▸ Directions for this task
Among the entries beneath this sentence, how many lines include the word "JSON"? Only the number is wanted.

▸ Dataset
========================================================================
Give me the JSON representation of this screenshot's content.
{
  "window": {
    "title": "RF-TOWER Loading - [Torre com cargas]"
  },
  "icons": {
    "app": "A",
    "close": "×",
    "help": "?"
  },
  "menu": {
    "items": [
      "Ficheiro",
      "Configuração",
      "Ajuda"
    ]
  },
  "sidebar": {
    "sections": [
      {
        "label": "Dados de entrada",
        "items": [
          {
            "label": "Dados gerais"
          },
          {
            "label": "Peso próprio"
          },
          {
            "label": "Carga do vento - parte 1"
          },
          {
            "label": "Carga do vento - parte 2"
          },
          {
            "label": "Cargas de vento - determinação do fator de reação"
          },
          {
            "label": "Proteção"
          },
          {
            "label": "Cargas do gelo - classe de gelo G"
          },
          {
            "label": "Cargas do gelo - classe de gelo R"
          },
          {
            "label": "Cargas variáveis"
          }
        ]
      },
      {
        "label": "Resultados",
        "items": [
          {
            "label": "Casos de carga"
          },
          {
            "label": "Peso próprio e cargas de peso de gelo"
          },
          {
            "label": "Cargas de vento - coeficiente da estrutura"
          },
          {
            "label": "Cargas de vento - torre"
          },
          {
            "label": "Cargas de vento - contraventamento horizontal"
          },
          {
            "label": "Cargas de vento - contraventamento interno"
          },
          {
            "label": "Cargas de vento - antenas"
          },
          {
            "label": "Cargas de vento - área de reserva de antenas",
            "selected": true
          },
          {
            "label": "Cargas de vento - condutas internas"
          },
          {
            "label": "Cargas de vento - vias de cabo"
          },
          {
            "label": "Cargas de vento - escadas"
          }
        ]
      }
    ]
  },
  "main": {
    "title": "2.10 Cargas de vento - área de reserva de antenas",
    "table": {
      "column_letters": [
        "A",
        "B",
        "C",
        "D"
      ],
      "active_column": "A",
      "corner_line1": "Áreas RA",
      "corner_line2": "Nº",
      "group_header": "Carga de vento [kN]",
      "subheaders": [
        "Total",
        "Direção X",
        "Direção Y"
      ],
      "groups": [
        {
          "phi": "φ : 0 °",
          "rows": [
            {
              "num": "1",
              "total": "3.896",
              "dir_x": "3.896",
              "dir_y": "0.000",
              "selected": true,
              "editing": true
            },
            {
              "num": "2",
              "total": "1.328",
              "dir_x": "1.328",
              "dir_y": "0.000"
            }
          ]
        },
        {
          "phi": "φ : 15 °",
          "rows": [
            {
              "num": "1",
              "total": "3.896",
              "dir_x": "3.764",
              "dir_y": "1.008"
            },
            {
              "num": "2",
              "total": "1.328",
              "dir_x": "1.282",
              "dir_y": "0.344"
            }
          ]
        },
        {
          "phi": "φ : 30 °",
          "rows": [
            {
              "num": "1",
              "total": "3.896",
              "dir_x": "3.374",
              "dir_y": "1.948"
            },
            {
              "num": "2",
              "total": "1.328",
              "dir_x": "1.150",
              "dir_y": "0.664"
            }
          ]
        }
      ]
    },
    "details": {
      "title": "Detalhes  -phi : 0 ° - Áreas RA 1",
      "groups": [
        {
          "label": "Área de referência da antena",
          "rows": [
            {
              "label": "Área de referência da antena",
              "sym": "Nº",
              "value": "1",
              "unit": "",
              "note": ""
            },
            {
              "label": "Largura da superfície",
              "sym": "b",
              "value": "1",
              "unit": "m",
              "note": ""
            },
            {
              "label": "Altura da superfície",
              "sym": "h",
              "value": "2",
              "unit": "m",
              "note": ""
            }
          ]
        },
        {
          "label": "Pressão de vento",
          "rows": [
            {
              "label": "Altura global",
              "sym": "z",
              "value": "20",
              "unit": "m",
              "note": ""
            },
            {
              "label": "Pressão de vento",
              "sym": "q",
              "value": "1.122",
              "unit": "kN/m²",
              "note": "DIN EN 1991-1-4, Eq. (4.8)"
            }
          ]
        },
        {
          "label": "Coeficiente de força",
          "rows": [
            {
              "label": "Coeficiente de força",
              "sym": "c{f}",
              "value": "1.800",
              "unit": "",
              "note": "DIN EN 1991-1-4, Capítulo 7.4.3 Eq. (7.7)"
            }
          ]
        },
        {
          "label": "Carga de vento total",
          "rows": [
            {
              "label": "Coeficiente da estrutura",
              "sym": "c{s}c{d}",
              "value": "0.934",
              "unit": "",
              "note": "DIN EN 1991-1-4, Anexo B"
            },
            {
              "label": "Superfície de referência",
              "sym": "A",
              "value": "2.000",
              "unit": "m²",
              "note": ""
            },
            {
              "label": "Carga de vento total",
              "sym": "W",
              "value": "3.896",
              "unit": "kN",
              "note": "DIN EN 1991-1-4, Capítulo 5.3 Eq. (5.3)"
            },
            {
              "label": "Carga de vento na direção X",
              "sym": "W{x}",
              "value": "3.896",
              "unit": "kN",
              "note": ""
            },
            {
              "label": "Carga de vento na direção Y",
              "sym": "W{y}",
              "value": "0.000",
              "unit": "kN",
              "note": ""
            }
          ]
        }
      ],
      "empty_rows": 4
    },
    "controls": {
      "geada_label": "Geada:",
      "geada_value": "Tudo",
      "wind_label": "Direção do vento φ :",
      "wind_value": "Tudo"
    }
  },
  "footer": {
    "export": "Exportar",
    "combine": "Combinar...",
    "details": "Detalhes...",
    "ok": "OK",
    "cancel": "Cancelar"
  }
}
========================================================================
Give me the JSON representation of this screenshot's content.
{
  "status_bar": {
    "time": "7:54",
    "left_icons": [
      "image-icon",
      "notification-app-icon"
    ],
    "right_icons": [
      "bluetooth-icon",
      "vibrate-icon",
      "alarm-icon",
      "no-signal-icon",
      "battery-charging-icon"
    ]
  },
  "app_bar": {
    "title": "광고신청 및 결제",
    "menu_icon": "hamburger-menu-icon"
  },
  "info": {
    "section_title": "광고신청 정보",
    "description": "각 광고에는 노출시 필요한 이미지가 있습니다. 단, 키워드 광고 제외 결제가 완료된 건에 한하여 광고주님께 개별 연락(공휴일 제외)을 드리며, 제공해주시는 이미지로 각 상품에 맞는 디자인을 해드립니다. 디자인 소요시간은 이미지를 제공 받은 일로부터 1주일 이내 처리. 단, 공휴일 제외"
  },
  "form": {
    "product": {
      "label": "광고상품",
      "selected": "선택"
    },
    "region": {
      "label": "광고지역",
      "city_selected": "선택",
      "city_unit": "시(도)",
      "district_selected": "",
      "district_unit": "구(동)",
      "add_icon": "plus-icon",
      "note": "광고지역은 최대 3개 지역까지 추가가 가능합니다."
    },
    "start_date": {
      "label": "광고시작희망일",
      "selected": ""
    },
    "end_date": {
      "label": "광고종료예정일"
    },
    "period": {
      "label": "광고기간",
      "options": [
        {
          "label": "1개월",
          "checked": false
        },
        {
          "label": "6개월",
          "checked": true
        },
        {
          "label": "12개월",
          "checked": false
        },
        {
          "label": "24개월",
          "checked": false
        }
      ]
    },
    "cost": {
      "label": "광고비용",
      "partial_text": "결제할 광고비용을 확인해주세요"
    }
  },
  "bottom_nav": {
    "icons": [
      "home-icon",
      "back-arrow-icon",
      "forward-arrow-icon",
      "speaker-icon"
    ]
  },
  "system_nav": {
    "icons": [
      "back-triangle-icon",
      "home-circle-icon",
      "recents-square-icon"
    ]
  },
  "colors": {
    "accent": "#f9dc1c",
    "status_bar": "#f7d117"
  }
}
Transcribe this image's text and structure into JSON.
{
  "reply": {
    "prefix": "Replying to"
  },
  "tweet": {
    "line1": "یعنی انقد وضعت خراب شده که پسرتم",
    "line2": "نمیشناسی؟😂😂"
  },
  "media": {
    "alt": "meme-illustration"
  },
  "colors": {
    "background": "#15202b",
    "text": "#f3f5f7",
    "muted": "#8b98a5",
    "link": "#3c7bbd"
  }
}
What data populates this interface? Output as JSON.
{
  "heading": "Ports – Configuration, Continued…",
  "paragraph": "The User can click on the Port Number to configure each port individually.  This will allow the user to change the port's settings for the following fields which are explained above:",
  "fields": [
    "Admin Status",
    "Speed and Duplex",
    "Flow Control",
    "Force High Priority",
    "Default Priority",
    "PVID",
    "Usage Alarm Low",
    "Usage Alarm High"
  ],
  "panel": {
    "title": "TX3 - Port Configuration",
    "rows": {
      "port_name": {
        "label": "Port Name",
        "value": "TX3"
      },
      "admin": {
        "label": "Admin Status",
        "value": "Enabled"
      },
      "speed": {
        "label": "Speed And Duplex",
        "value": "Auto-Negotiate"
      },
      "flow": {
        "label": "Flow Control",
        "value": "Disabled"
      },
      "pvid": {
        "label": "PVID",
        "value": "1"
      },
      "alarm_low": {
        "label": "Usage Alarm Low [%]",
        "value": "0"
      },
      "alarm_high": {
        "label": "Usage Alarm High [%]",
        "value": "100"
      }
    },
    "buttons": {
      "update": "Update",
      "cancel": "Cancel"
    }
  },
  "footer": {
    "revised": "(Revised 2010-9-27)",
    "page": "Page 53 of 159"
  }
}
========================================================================
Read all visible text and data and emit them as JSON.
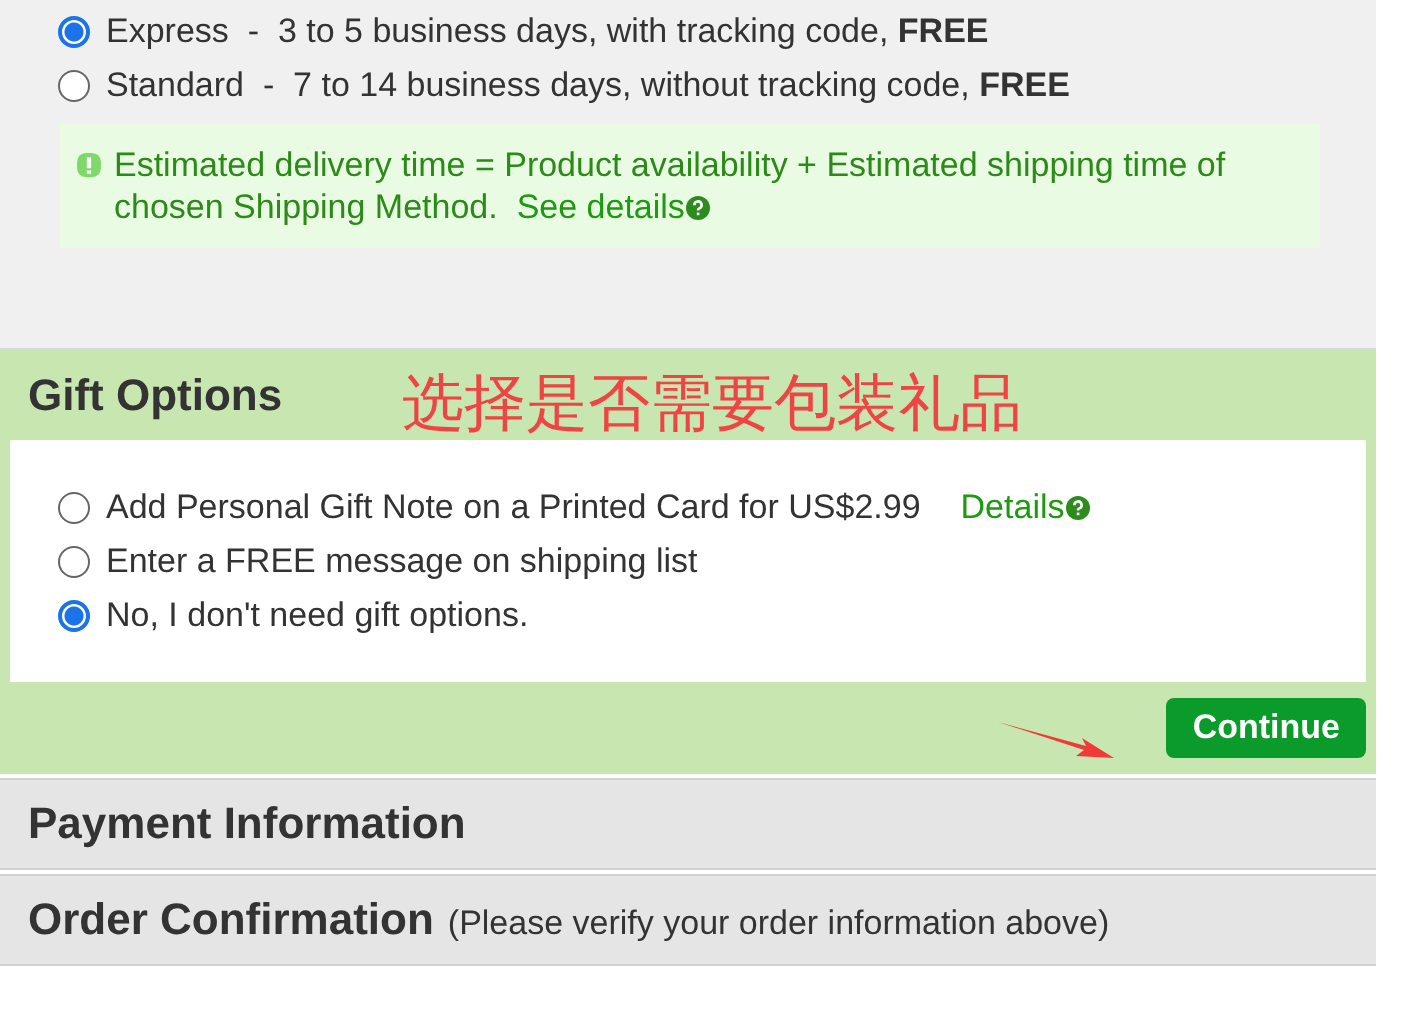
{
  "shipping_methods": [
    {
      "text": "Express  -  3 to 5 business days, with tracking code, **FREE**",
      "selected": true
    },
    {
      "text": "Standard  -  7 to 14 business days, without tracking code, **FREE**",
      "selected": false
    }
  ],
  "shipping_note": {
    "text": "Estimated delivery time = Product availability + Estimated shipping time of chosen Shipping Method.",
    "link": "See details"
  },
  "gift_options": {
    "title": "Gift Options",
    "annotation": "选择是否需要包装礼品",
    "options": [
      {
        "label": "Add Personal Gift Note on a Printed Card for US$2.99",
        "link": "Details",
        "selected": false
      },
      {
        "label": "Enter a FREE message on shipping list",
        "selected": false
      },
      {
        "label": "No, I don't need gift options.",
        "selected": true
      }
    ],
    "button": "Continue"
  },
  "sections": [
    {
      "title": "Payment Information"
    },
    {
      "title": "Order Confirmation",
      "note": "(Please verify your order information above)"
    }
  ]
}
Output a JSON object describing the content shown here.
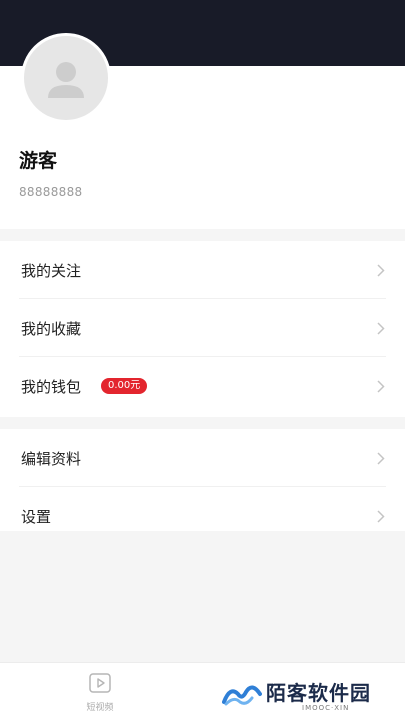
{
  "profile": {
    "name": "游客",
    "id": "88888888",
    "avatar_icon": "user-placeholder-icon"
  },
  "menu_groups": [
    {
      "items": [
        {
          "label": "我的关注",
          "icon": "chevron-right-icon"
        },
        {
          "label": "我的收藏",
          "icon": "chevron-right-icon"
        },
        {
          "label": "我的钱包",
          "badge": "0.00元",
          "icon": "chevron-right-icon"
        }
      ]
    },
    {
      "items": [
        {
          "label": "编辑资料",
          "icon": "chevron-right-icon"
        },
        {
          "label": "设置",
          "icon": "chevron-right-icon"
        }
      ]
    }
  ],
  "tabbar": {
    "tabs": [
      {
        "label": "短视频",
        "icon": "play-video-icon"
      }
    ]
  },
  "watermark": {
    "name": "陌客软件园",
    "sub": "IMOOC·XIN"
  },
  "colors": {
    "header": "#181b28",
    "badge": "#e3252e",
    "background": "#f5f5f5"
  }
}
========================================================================
▸ Solution to the exercise
6